Comparing nucleus accumbens and dorsal striatum dopamine responses to self-administered cocaine in naïve rats

Manoranjan S. D’Souza, Ohio Northern University
Christine L. Duvauchelle, University of Texas at Austin


Dopamine (DA) responses in the nucleus accumbens (NAcc) and dorsal striatum (DS) are commonly associated with different aspects of cocaine effects. Enhanced NAcc DA has been most convincingly linked with the positive reinforcing effects of cocaine, while DS DA is thought to mediate cocaine-induced motoric effects. Though several studies have shown NAcc DA enhancement following cocaine self-administration, very little work has examined the effects of cocaine self-administration on DS DA. In this study, DA levels in the NAcc and DS, and locomotor responses to a single self-administered cocaine injection (1.5mg/kg) were assessed in operant-trained, drug-naïve Sprague-Dawley rats. Locomotor activity, NAcc and DS DA levels increased significantly over baseline activity immediately after cocaine injection.

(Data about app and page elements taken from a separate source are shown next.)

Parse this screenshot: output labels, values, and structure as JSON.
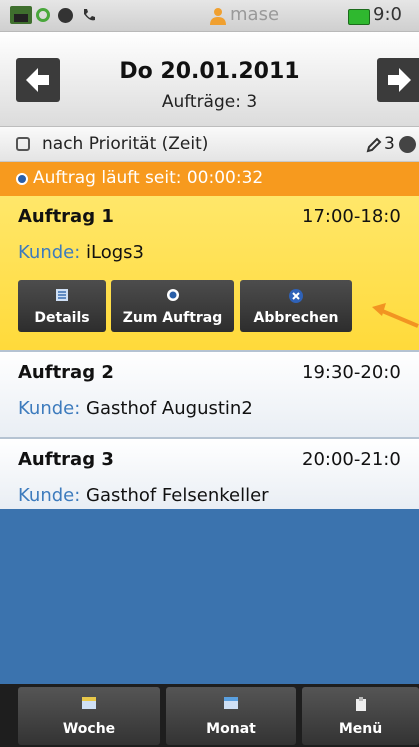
{
  "statusbar": {
    "username": "mase",
    "time": "9:0"
  },
  "header": {
    "title": "Do 20.01.2011",
    "subtitle": "Aufträge: 3"
  },
  "sortbar": {
    "label": "nach Priorität (Zeit)",
    "count": "3"
  },
  "running": {
    "text": "Auftrag läuft seit: 00:00:32"
  },
  "customer_label": "Kunde:",
  "orders": [
    {
      "name": "Auftrag 1",
      "time": "17:00-18:0",
      "customer": "iLogs3"
    },
    {
      "name": "Auftrag 2",
      "time": "19:30-20:0",
      "customer": "Gasthof Augustin2"
    },
    {
      "name": "Auftrag 3",
      "time": "20:00-21:0",
      "customer": "Gasthof Felsenkeller"
    }
  ],
  "actions": {
    "details": "Details",
    "start": "Zum Auftrag",
    "cancel": "Abbrechen"
  },
  "bottombar": {
    "week": "Woche",
    "month": "Monat",
    "menu": "Menü"
  },
  "colors": {
    "accent_orange": "#f79a1e",
    "active_yellow": "#ffe24f",
    "customer_blue": "#3d7bbd",
    "background_blue": "#3b73ae"
  },
  "icons": [
    "apps-icon",
    "sync-icon",
    "record-icon",
    "phone-icon",
    "user-icon",
    "battery-icon",
    "arrow-left-icon",
    "arrow-right-icon",
    "sort-icon",
    "pen-icon",
    "check-icon",
    "play-icon",
    "details-icon",
    "cancel-icon",
    "week-icon",
    "month-icon",
    "menu-icon"
  ]
}
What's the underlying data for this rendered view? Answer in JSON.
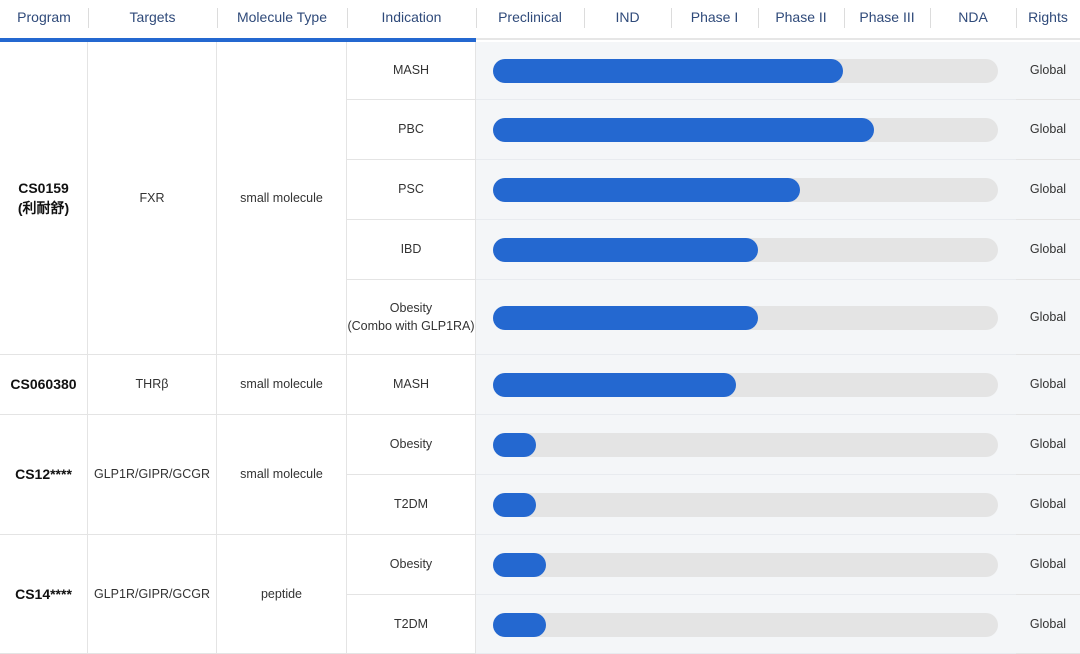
{
  "header": {
    "columns": [
      "Program",
      "Targets",
      "Molecule Type",
      "Indication",
      "Preclinical",
      "IND",
      "Phase I",
      "Phase II",
      "Phase III",
      "NDA",
      "Rights"
    ]
  },
  "colors": {
    "accent": "#2468d0",
    "track": "#e4e4e4"
  },
  "programs": [
    {
      "name": "CS0159",
      "name_cn": "(利耐舒)",
      "target": "FXR",
      "molecule_type": "small molecule",
      "indications": [
        {
          "label": "MASH",
          "sublabel": "",
          "progress": 0.693,
          "rights": "Global"
        },
        {
          "label": "PBC",
          "sublabel": "",
          "progress": 0.754,
          "rights": "Global"
        },
        {
          "label": "PSC",
          "sublabel": "",
          "progress": 0.608,
          "rights": "Global"
        },
        {
          "label": "IBD",
          "sublabel": "",
          "progress": 0.525,
          "rights": "Global"
        },
        {
          "label": "Obesity",
          "sublabel": "(Combo with GLP1RA)",
          "progress": 0.525,
          "rights": "Global"
        }
      ]
    },
    {
      "name": "CS060380",
      "name_cn": "",
      "target": "THRβ",
      "molecule_type": "small molecule",
      "indications": [
        {
          "label": "MASH",
          "sublabel": "",
          "progress": 0.481,
          "rights": "Global"
        }
      ]
    },
    {
      "name": "CS12****",
      "name_cn": "",
      "target": "GLP1R/GIPR/GCGR",
      "molecule_type": "small molecule",
      "indications": [
        {
          "label": "Obesity",
          "sublabel": "",
          "progress": 0.085,
          "rights": "Global"
        },
        {
          "label": "T2DM",
          "sublabel": "",
          "progress": 0.085,
          "rights": "Global"
        }
      ]
    },
    {
      "name": "CS14****",
      "name_cn": "",
      "target": "GLP1R/GIPR/GCGR",
      "molecule_type": "peptide",
      "indications": [
        {
          "label": "Obesity",
          "sublabel": "",
          "progress": 0.105,
          "rights": "Global"
        },
        {
          "label": "T2DM",
          "sublabel": "",
          "progress": 0.105,
          "rights": "Global"
        }
      ]
    }
  ]
}
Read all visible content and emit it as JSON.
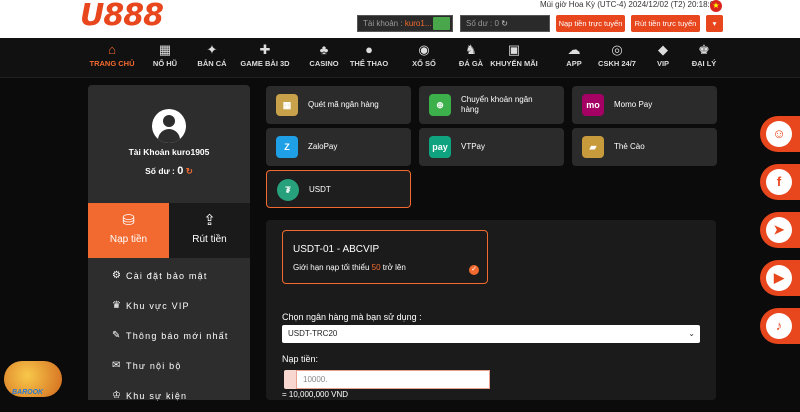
{
  "brand": {
    "logo": "U888"
  },
  "topbar": {
    "timezone": "Múi giờ Hoa Kỳ (UTC-4) 2024/12/02 (T2) 20:18:07",
    "account_label": "Tài khoản :",
    "account_value": "kuro1...",
    "balance_label": "Số dư :",
    "balance_value": "0",
    "deposit_button": "Nạp tiền trực tuyến",
    "withdraw_button": "Rút tiền trực tuyến"
  },
  "nav": [
    {
      "label": "TRANG CHỦ",
      "icon": "home-icon",
      "glyph": "⌂"
    },
    {
      "label": "NỔ HŨ",
      "icon": "slot-machine-icon",
      "glyph": "▦"
    },
    {
      "label": "BẮN CÁ",
      "icon": "fish-icon",
      "glyph": "✦"
    },
    {
      "label": "GAME BÀI 3D",
      "icon": "gamepad-icon",
      "glyph": "✚"
    },
    {
      "label": "CASINO",
      "icon": "casino-icon",
      "glyph": "♣"
    },
    {
      "label": "THỂ THAO",
      "icon": "soccer-icon",
      "glyph": "●"
    },
    {
      "label": "XỔ SỐ",
      "icon": "lottery-ball-icon",
      "glyph": "◉"
    },
    {
      "label": "ĐÁ GÀ",
      "icon": "rooster-icon",
      "glyph": "♞"
    },
    {
      "label": "KHUYẾN MÃI",
      "icon": "gift-icon",
      "glyph": "▣"
    },
    {
      "label": "APP",
      "icon": "cloud-icon",
      "glyph": "☁"
    },
    {
      "label": "CSKH 24/7",
      "icon": "support-icon",
      "glyph": "◎"
    },
    {
      "label": "VIP",
      "icon": "diamond-icon",
      "glyph": "◆"
    },
    {
      "label": "ĐẠI LÝ",
      "icon": "agent-icon",
      "glyph": "♚"
    }
  ],
  "account": {
    "name": "Tài Khoản kuro1905",
    "balance_label": "Số dư :",
    "balance_value": "0"
  },
  "tabs": [
    {
      "label": "Nạp tiền",
      "active": true,
      "icon": "deposit-icon"
    },
    {
      "label": "Rút tiền",
      "active": false,
      "icon": "withdraw-icon"
    }
  ],
  "menu": [
    {
      "label": "Cài đặt bảo mật",
      "icon": "security-settings-icon",
      "glyph": "⚙"
    },
    {
      "label": "Khu vực VIP",
      "icon": "crown-icon",
      "glyph": "♛"
    },
    {
      "label": "Thông báo mới nhất",
      "icon": "megaphone-icon",
      "glyph": "✎"
    },
    {
      "label": "Thư nội bộ",
      "icon": "mail-icon",
      "glyph": "✉"
    },
    {
      "label": "Khu sự kiện",
      "icon": "trophy-icon",
      "glyph": "♔"
    }
  ],
  "payment_methods": [
    {
      "label": "Quét mã ngân hàng",
      "icon": "qr-code-icon",
      "glyph": "▦",
      "color": "#c8a24a"
    },
    {
      "label": "Chuyển khoản ngân hàng",
      "icon": "globe-icon",
      "glyph": "⊕",
      "color": "#3cb04a"
    },
    {
      "label": "Momo Pay",
      "icon": "momo-icon",
      "glyph": "mo",
      "color": "#a50064"
    },
    {
      "label": "ZaloPay",
      "icon": "zalopay-icon",
      "glyph": "Z",
      "color": "#1fa0e6"
    },
    {
      "label": "VTPay",
      "icon": "vtpay-icon",
      "glyph": "pay",
      "color": "#10a37f"
    },
    {
      "label": "Thẻ Cào",
      "icon": "scratch-card-icon",
      "glyph": "▰",
      "color": "#c79a3c"
    },
    {
      "label": "USDT",
      "icon": "tether-icon",
      "glyph": "₮",
      "color": "#26a17b"
    }
  ],
  "form": {
    "channel_title": "USDT-01 - ABCVIP",
    "limit_prefix": "Giới hạn nạp tối thiểu",
    "limit_value": "50",
    "limit_suffix": "trở lên",
    "bank_label": "Chọn ngân hàng mà bạn sử dụng :",
    "bank_selected": "USDT-TRC20",
    "amount_label": "Nạp tiền:",
    "amount_value": "10000.",
    "amount_conversion": "= 10,000,000 VND"
  },
  "social": [
    {
      "icon": "chat-icon",
      "glyph": "☺"
    },
    {
      "icon": "facebook-icon",
      "glyph": "f"
    },
    {
      "icon": "telegram-icon",
      "glyph": "➤"
    },
    {
      "icon": "youtube-icon",
      "glyph": "▶"
    },
    {
      "icon": "tiktok-icon",
      "glyph": "♪"
    }
  ],
  "promo": {
    "label": "BAROOK"
  },
  "colors": {
    "accent": "#f26a2f",
    "brand": "#e8461d",
    "panel": "#2d2d2d"
  }
}
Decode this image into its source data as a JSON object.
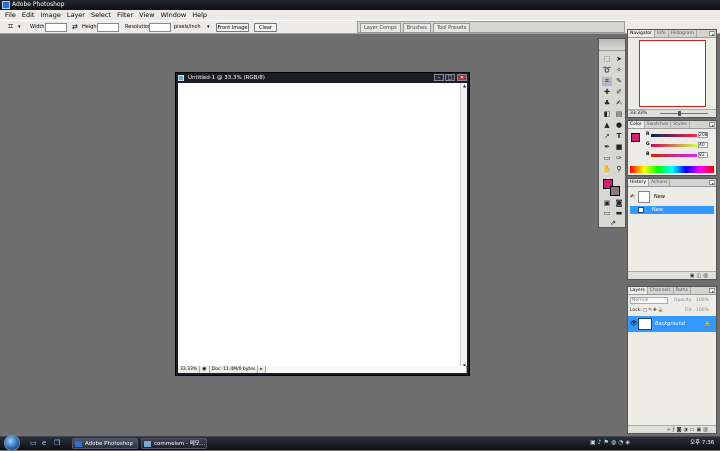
{
  "app": {
    "title": "Adobe Photoshop"
  },
  "menu": [
    "File",
    "Edit",
    "Image",
    "Layer",
    "Select",
    "Filter",
    "View",
    "Window",
    "Help"
  ],
  "options": {
    "width_label": "Width:",
    "height_label": "Height:",
    "resolution_label": "Resolution:",
    "units": "pixels/inch",
    "front_image": "Front Image",
    "clear": "Clear"
  },
  "wells": [
    "Layer Comps",
    "Brushes",
    "Tool Presets"
  ],
  "document": {
    "title": "Untitled-1 @ 33.3% (RGB/8)",
    "zoom": "33.33%",
    "status": "Doc: 11.4M/0 bytes"
  },
  "navigator": {
    "tabs": [
      "Navigator",
      "Info",
      "Histogram"
    ],
    "zoom": "33.33%"
  },
  "color": {
    "tabs": [
      "Color",
      "Swatches",
      "Styles"
    ],
    "channels": [
      {
        "label": "R",
        "value": "208",
        "color": "#d0207a"
      },
      {
        "label": "G",
        "value": "40",
        "color": "#d0207a"
      },
      {
        "label": "B",
        "value": "82",
        "color": "#d0207a"
      }
    ],
    "foreground": "#d0207a",
    "background": "#8a7a80"
  },
  "history": {
    "tabs": [
      "History",
      "Actions"
    ],
    "snapshot": "New",
    "items": [
      "New"
    ]
  },
  "layers": {
    "tabs": [
      "Layers",
      "Channels",
      "Paths"
    ],
    "blend_mode": "Normal",
    "opacity_label": "Opacity:",
    "opacity": "100%",
    "lock_label": "Lock:",
    "fill_label": "Fill:",
    "fill": "100%",
    "layer_name": "Background"
  },
  "taskbar": {
    "items": [
      "Adobe Photoshop",
      "commeism - 메모..."
    ],
    "clock": "오후 7:36",
    "colors": {
      "selection": "#3399ff",
      "accent": "#d0207a"
    }
  }
}
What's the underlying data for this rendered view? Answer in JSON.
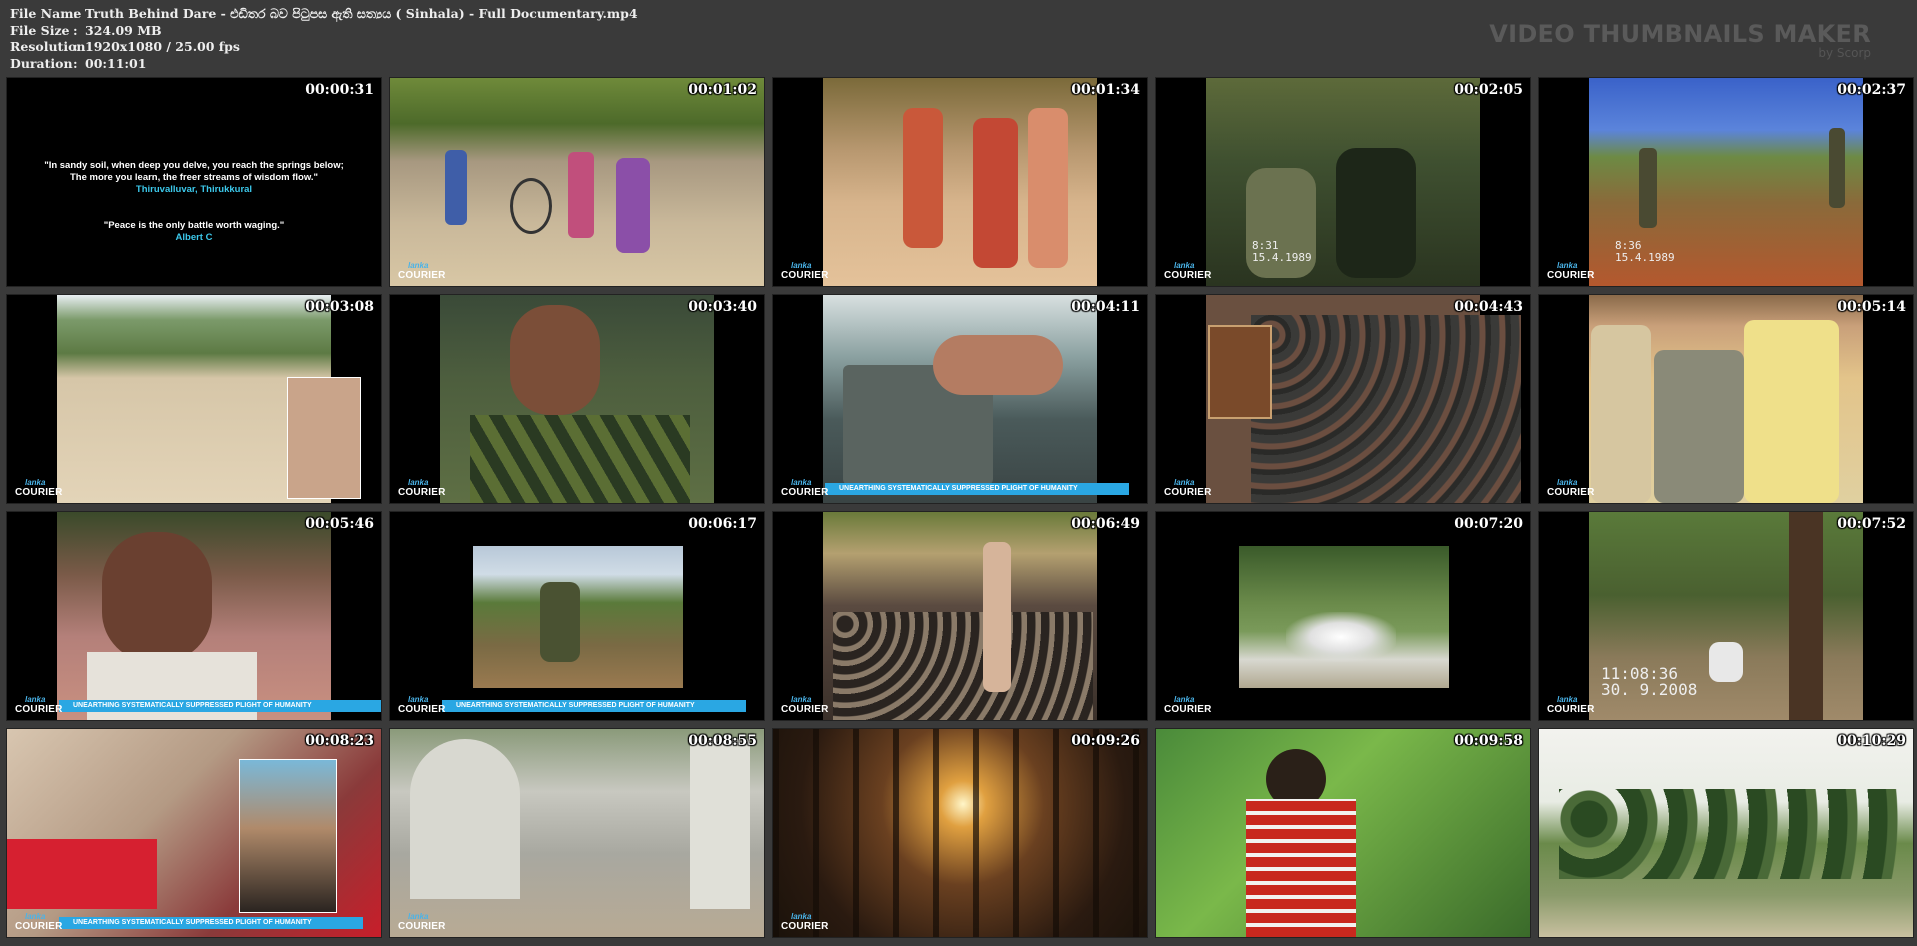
{
  "header": {
    "file_name_label": "File Name",
    "file_name": "Truth Behind Dare - එඩිතර බව පිටුපස ඇති සත්‍යය  ( Sinhala) - Full Documentary.mp4",
    "file_size_label": "File Size",
    "file_size": "324.09 MB",
    "resolution_label": "Resolution",
    "resolution": "1920x1080 / 25.00 fps",
    "duration_label": "Duration",
    "duration": "00:11:01",
    "separator": ":"
  },
  "brand": {
    "title": "VIDEO THUMBNAILS MAKER",
    "byline": "by Scorp"
  },
  "logo": {
    "line1": "lanka",
    "line2": "COURIER"
  },
  "banner_text": "UNEARTHING SYSTEMATICALLY SUPPRESSED PLIGHT OF HUMANITY",
  "quotes": {
    "q1_line1": "\"In sandy soil, when deep you delve, you reach the springs below;",
    "q1_line2": "The more you learn, the freer streams of wisdom flow.\"",
    "q1_author": "Thiruvalluvar, Thirukkural",
    "q2_line1": "\"Peace is the only battle worth waging.\"",
    "q2_author": "Albert C"
  },
  "stamps": {
    "s4_a": "8:31",
    "s4_b": "15.4.1989",
    "s5_a": "8:36",
    "s5_b": "15.4.1989",
    "s15_a": "11:08:36",
    "s15_b": "30. 9.2008"
  },
  "thumbnails": [
    {
      "time": "00:00:31"
    },
    {
      "time": "00:01:02"
    },
    {
      "time": "00:01:34"
    },
    {
      "time": "00:02:05"
    },
    {
      "time": "00:02:37"
    },
    {
      "time": "00:03:08"
    },
    {
      "time": "00:03:40"
    },
    {
      "time": "00:04:11"
    },
    {
      "time": "00:04:43"
    },
    {
      "time": "00:05:14"
    },
    {
      "time": "00:05:46"
    },
    {
      "time": "00:06:17"
    },
    {
      "time": "00:06:49"
    },
    {
      "time": "00:07:20"
    },
    {
      "time": "00:07:52"
    },
    {
      "time": "00:08:23"
    },
    {
      "time": "00:08:55"
    },
    {
      "time": "00:09:26"
    },
    {
      "time": "00:09:58"
    },
    {
      "time": "00:10:29"
    }
  ]
}
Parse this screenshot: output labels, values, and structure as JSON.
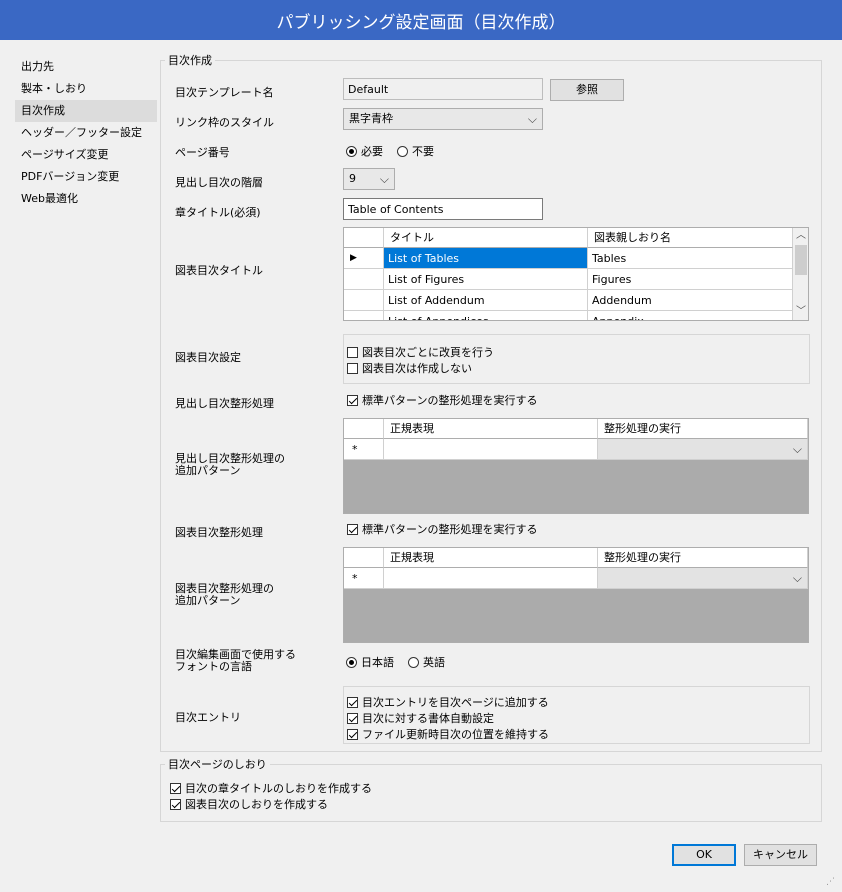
{
  "window": {
    "title": "パブリッシング設定画面（目次作成）"
  },
  "sidebar": {
    "items": [
      {
        "label": "出力先"
      },
      {
        "label": "製本・しおり"
      },
      {
        "label": "目次作成"
      },
      {
        "label": "ヘッダー／フッター設定"
      },
      {
        "label": "ページサイズ変更"
      },
      {
        "label": "PDFバージョン変更"
      },
      {
        "label": "Web最適化"
      }
    ],
    "selected_index": 2
  },
  "toc_group": {
    "legend": "目次作成",
    "template": {
      "label": "目次テンプレート名",
      "value": "Default",
      "browse_label": "参照"
    },
    "link_frame": {
      "label": "リンク枠のスタイル",
      "value": "黒字青枠"
    },
    "page_number": {
      "label": "ページ番号",
      "options": [
        "必要",
        "不要"
      ],
      "selected": "必要"
    },
    "heading_level": {
      "label": "見出し目次の階層",
      "value": "9"
    },
    "chapter_title": {
      "label": "章タイトル(必須)",
      "value": "Table of Contents"
    },
    "figure_toc_title": {
      "label": "図表目次タイトル",
      "columns": [
        "タイトル",
        "図表親しおり名"
      ],
      "rows": [
        [
          "List of Tables",
          "Tables"
        ],
        [
          "List of Figures",
          "Figures"
        ],
        [
          "List of Addendum",
          "Addendum"
        ],
        [
          "List of Appendices",
          "Appendix"
        ]
      ],
      "selected_row": 0
    },
    "figure_toc_settings": {
      "label": "図表目次設定",
      "options": [
        {
          "label": "図表目次ごとに改頁を行う",
          "checked": false
        },
        {
          "label": "図表目次は作成しない",
          "checked": false
        }
      ]
    },
    "heading_format": {
      "label": "見出し目次整形処理",
      "checkbox_label": "標準パターンの整形処理を実行する",
      "checked": true
    },
    "heading_patterns": {
      "label_line1": "見出し目次整形処理の",
      "label_line2": "追加パターン",
      "columns": [
        "正規表現",
        "整形処理の実行"
      ],
      "new_row_marker": "*"
    },
    "figure_format": {
      "label": "図表目次整形処理",
      "checkbox_label": "標準パターンの整形処理を実行する",
      "checked": true
    },
    "figure_patterns": {
      "label_line1": "図表目次整形処理の",
      "label_line2": "追加パターン",
      "columns": [
        "正規表現",
        "整形処理の実行"
      ],
      "new_row_marker": "*"
    },
    "font_language": {
      "label_line1": "目次編集画面で使用する",
      "label_line2": "フォントの言語",
      "options": [
        "日本語",
        "英語"
      ],
      "selected": "日本語"
    },
    "toc_entry": {
      "label": "目次エントリ",
      "options": [
        {
          "label": "目次エントリを目次ページに追加する",
          "checked": true
        },
        {
          "label": "目次に対する書体自動設定",
          "checked": true
        },
        {
          "label": "ファイル更新時目次の位置を維持する",
          "checked": true
        }
      ]
    }
  },
  "bookmark_group": {
    "legend": "目次ページのしおり",
    "options": [
      {
        "label": "目次の章タイトルのしおりを作成する",
        "checked": true
      },
      {
        "label": "図表目次のしおりを作成する",
        "checked": true
      }
    ]
  },
  "footer": {
    "ok_label": "OK",
    "cancel_label": "キャンセル"
  },
  "colors": {
    "title_bar": "#3a68c4",
    "selection": "#0078d7",
    "grid_empty": "#ababab"
  },
  "icons": [
    "chevron-down-icon",
    "radio-icon",
    "checkbox-icon",
    "row-pointer-icon",
    "scroll-up-icon",
    "scroll-down-icon",
    "resize-grip-icon"
  ]
}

However, while basal and cocaine-stimulated NAcc DA concentrations (nM) were significantly greater than DS DA levels, the magnitude of response was statistically comparable between brain regions. These findings indicate that, though both the NAcc and DS are importantly involved in the dopaminergic response to self-administered cocaine in drug-naïve rats, basal DA differences in dialysis data are obscured by statistical conversions to baseline percentages.